As many of you will know our little bit of England (Warwickshire) has had a fair amount of snow, so sporting alternatives have had to be devised. Making and stockpiling pasta turned out to be a great idea. On the menu was mixed mushroom tortellini, with extra garganelli.
I used my standard pasta recipe for this, 2 cups of pasta flour, 2 eggs + a pinch of salt.
Kneed the dough for a few mins then chill in the fridge for ~30 mins, standard.
For the filling I fried up, onion, button mushrooms, shiitake and rehydrated dried porcini, using some of the liquor to cook the others.
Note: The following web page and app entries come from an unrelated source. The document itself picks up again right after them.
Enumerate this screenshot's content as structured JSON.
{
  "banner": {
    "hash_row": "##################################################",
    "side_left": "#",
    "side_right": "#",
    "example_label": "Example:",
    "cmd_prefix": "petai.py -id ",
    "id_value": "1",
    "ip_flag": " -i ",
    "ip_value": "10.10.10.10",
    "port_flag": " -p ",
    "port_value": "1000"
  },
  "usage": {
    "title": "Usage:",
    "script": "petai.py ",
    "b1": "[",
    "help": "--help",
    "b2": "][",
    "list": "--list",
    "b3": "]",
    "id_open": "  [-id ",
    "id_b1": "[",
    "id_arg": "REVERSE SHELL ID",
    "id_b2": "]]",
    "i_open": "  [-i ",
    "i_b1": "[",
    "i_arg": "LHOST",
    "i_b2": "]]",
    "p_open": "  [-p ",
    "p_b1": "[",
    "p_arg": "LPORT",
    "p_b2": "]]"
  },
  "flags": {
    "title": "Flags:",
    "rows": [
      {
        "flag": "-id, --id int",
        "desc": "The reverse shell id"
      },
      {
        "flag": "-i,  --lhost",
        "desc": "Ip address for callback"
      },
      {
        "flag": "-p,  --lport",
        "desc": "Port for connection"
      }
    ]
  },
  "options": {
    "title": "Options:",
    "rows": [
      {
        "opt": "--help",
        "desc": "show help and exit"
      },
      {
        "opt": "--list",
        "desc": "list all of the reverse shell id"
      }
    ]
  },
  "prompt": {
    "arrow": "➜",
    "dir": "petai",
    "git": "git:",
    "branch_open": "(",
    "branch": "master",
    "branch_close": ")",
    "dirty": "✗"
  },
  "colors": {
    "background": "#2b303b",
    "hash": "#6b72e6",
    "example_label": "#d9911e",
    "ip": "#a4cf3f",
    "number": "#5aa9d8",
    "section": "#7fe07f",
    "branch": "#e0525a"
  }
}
I then blended the cooked mushrooms, and put back on the heat to try to remove as much moisture as possible. I also had a secret weapon, in addition to normal seasoning I had a can of shake o’cini. Once reasonably dry I removed for the heat and allowed to cool.
Then time for the pasta.
I usually work this amount in two batches. Rolling it through the pasta maker on the first three settings, then folding the sheet in on itself in thirds, then rotating 90 degrees and working it back through the pasta maker on the thickest setting.
Repete this process ~8 times, until the pasta really comes together, and you can feel the texture change to something closer to silk. I try to keep it well floured to prevent it sticking whilst rolling.
Then I worked the pasta to the lowest setting, to get the thinnest longest sheet.
With this laid out I used a pastry cutter, 68mm, to cut rounds in the sheet. Brush each round with a little milk, then with the help of an icing bag I added the mushroom mixture.
Fold each round over on itself to make a semicircle, then fold again and curve round so the edges touch – and there you have your tortellini. At this point I would cover everything with flour, as these bad boys will stick to everything, and if they stick to each other they will tear when you separate them.
Despite having about 300g of mushroom paste I ran out of filling (after 77 tortellini), so I used the remainder of the pasta to make a sort of garganelli. Basically cut the sheet into little squares (1″ – 2″ big) and roll diagonally over a wooden spoon handle – kinda looks like penne, incidentally I also made 77 of these.
I then left the pasta to air dry for a bit, then bagged it up and put into the freezer for a lazy day. We all have them, but your dinner shouldn’t have to suffer when you do.